(Records from a dataset)
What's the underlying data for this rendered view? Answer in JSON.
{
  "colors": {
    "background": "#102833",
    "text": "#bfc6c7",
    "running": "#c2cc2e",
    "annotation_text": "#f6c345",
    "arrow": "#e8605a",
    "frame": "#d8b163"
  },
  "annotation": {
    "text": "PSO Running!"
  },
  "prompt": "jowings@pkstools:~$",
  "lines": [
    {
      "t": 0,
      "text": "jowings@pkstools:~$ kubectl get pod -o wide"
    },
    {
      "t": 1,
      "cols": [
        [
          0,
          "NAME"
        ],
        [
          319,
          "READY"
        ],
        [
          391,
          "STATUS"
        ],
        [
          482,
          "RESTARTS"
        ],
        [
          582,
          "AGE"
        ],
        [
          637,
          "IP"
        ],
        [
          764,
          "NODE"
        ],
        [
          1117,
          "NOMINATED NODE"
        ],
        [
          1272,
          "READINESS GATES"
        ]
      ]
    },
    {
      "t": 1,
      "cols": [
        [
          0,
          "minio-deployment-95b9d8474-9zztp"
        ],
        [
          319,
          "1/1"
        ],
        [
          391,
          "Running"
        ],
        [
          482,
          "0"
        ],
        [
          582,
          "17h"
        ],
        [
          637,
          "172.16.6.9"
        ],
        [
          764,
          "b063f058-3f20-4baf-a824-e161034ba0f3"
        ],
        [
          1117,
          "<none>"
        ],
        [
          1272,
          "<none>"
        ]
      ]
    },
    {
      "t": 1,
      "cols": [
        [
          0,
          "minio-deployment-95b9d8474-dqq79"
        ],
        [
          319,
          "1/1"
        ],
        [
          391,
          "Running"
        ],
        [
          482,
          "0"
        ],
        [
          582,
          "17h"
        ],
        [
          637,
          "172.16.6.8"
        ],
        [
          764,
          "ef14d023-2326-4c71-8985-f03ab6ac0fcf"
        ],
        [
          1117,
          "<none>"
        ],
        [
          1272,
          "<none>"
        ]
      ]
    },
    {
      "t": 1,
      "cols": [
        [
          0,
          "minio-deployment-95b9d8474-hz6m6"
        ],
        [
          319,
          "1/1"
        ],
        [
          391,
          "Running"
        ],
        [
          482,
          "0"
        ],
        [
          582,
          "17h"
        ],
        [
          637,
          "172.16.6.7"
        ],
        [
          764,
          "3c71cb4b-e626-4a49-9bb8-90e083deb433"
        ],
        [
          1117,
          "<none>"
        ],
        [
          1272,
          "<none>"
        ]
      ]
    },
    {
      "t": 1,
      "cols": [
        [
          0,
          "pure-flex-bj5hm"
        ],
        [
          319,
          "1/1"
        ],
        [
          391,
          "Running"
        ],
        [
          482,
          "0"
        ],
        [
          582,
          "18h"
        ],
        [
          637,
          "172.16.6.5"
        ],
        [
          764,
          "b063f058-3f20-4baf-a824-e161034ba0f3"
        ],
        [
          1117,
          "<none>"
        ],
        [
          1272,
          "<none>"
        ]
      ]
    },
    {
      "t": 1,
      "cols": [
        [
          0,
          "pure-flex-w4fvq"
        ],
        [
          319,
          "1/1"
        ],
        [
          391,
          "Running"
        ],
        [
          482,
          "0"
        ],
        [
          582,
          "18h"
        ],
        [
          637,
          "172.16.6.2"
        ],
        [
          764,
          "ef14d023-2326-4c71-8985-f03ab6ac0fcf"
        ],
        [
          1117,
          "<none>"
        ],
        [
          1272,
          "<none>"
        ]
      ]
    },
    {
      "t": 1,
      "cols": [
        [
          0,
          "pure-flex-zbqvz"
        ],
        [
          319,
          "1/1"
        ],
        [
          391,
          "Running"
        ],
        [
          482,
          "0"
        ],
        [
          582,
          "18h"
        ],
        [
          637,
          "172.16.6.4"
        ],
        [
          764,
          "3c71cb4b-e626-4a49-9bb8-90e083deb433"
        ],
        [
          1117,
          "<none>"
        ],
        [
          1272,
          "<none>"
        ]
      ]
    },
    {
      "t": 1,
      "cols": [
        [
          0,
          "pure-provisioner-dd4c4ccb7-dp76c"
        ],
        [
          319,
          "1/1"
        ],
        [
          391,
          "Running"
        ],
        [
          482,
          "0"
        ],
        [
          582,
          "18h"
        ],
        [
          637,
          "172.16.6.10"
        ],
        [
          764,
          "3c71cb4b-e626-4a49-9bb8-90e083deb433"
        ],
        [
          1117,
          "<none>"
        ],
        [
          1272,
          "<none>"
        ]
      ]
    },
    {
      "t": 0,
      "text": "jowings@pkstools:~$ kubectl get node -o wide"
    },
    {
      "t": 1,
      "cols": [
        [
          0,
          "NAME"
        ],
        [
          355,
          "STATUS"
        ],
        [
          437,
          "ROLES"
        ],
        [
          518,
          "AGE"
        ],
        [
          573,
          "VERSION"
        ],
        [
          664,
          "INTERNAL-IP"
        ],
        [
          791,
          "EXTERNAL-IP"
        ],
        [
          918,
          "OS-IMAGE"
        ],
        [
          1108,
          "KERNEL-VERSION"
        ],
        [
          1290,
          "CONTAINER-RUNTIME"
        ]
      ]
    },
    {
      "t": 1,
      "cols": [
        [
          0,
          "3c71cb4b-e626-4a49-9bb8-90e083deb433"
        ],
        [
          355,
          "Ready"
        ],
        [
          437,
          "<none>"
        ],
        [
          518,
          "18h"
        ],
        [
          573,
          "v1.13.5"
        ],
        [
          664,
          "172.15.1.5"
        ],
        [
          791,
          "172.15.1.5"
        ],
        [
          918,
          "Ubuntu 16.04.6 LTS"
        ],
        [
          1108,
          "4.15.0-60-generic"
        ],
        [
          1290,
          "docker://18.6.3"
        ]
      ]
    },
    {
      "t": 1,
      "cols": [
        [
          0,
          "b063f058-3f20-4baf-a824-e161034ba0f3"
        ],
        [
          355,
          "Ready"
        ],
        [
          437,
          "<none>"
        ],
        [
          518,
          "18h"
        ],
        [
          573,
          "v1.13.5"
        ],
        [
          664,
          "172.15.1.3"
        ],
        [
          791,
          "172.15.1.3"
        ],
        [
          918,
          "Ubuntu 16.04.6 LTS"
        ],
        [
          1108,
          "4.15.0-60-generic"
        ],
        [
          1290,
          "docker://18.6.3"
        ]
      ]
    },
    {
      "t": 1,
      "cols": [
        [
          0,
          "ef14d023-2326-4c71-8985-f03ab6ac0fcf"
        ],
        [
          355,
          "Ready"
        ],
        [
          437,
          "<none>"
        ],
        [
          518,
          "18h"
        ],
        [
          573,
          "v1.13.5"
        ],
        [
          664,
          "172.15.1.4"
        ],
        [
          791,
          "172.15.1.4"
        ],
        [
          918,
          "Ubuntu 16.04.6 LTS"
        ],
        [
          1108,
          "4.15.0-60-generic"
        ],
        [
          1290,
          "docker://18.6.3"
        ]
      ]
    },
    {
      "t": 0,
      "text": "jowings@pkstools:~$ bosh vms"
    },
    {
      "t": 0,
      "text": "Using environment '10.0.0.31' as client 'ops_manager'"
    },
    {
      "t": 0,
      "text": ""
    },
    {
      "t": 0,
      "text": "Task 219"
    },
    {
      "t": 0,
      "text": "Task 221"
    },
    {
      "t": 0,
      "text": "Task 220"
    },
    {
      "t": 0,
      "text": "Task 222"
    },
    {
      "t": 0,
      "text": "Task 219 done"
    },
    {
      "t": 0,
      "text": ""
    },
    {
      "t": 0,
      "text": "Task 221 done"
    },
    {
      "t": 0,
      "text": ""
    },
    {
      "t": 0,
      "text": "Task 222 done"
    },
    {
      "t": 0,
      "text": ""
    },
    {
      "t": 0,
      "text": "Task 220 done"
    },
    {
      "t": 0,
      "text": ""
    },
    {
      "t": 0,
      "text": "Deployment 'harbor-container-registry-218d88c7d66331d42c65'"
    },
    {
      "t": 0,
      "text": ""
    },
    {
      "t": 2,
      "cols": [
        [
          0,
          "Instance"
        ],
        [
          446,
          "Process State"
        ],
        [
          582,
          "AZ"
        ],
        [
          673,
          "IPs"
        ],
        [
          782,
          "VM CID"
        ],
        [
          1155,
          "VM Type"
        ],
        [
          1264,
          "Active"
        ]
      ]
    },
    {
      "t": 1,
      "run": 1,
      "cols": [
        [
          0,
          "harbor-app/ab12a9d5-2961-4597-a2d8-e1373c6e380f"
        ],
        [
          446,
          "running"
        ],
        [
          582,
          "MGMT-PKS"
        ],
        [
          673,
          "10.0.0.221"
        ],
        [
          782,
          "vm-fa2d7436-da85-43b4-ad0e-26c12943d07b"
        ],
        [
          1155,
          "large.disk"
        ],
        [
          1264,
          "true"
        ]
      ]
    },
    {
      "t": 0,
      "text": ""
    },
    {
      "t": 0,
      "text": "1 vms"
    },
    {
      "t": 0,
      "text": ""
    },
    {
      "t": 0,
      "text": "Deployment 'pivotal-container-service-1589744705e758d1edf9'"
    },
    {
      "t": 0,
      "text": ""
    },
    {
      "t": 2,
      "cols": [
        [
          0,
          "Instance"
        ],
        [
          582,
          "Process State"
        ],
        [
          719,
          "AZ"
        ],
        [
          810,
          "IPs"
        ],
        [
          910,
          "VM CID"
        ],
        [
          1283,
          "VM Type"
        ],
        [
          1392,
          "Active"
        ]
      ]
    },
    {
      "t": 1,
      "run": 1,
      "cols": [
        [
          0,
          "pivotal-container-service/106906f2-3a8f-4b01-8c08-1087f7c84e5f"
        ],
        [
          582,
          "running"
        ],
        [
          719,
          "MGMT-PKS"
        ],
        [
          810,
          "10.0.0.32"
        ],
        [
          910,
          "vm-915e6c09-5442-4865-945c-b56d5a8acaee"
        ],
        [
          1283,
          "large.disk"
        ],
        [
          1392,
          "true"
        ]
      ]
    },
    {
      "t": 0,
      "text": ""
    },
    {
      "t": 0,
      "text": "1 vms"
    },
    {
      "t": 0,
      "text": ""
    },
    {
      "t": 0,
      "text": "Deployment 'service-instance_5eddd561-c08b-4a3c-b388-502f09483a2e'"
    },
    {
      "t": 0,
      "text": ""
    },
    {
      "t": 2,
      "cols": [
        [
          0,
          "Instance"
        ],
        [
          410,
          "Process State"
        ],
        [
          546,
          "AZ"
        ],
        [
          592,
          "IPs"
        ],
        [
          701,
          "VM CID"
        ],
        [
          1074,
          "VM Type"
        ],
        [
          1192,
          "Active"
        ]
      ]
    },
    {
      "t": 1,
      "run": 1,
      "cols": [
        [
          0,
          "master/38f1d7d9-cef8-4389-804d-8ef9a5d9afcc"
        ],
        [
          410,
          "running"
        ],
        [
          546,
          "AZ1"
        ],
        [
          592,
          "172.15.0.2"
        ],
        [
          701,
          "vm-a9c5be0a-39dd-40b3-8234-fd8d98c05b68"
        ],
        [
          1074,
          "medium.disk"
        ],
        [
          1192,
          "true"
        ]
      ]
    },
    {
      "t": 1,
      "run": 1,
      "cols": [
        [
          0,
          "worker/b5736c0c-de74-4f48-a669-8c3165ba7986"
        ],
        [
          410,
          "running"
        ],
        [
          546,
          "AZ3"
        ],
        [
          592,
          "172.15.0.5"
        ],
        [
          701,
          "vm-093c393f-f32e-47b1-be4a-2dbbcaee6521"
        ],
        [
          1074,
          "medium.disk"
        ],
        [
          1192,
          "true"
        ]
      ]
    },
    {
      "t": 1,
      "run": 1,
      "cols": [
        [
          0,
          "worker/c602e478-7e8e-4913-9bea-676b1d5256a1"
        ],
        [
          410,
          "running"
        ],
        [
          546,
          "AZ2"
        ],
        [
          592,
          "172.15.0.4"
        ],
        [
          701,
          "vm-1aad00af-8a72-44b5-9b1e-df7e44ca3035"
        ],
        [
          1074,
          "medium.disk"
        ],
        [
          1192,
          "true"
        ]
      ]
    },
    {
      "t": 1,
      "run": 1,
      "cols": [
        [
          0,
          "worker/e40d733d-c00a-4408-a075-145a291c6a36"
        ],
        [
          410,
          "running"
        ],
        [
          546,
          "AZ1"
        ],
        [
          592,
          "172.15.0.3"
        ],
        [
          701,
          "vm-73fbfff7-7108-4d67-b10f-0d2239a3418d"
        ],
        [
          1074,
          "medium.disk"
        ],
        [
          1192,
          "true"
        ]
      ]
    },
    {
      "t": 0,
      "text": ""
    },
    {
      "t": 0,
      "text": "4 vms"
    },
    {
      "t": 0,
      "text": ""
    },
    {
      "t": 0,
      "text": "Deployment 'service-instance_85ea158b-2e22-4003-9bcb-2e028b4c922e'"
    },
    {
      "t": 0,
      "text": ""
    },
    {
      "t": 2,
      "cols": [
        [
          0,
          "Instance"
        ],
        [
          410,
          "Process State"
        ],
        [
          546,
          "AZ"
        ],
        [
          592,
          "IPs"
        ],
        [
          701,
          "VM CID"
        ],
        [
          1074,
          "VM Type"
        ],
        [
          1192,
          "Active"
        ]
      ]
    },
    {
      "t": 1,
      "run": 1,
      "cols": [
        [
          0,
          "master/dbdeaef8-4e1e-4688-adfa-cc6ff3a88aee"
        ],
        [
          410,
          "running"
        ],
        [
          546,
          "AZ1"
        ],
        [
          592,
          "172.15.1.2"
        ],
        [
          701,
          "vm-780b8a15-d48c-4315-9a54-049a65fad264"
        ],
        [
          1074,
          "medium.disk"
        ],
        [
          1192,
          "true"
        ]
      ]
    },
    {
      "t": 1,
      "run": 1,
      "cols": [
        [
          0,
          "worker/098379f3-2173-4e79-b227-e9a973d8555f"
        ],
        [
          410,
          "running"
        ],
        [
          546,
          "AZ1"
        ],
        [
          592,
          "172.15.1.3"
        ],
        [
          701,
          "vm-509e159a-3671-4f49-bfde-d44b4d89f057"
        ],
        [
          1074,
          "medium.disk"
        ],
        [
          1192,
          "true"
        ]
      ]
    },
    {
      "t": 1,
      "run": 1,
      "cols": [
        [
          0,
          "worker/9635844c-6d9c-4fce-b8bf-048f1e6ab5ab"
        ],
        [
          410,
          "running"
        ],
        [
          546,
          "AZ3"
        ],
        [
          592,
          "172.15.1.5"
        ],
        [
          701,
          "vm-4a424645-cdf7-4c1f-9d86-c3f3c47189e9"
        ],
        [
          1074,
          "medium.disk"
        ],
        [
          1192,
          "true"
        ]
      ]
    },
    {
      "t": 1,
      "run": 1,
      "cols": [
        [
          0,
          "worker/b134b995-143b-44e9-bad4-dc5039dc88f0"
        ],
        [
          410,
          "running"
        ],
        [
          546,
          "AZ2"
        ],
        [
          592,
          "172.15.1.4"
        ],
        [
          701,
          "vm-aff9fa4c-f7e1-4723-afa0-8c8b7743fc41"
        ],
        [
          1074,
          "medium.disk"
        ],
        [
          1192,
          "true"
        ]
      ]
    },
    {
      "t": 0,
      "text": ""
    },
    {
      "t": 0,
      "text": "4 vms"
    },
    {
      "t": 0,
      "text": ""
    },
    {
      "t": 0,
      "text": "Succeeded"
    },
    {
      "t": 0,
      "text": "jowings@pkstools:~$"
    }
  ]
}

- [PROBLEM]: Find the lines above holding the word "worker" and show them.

- [COMPLETED TASK]:
          "worker/b5736c0c-de74-4f48-a669-8c3165ba7986"
          "worker/c602e478-7e8e-4913-9bea-676b1d5256a1"
          "worker/e40d733d-c00a-4408-a075-145a291c6a36"
          "worker/098379f3-2173-4e79-b227-e9a973d8555f"
          "worker/9635844c-6d9c-4fce-b8bf-048f1e6ab5ab"
          "worker/b134b995-143b-44e9-bad4-dc5039dc88f0"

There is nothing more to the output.